» **TASK BRIEF**
Go over the lines below, and when one contains the word "icon", copy it.
─── GIVEN DATA
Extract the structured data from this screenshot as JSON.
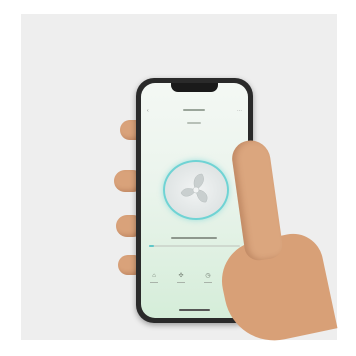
{
  "photo": {
    "subject": "hand-holding-phone",
    "colors": {
      "backdrop": "#eeeeee",
      "skin": "#d9a27a",
      "phone_frame": "#2a2a2a",
      "screen_top": "#f4f8f4",
      "screen_bottom": "#d5edd9",
      "fan_ring": "#6fd3d4"
    }
  },
  "app": {
    "status": {
      "left": "",
      "right": ""
    },
    "fan_level": 0.06,
    "tabs": [
      {
        "icon": "home-icon"
      },
      {
        "icon": "fan-icon"
      },
      {
        "icon": "timer-icon"
      },
      {
        "icon": "settings-icon"
      }
    ]
  }
}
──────
» **EXERCISE ANSWER**
        "icon": "home-icon"
        "icon": "fan-icon"
        "icon": "timer-icon"
        "icon": "settings-icon"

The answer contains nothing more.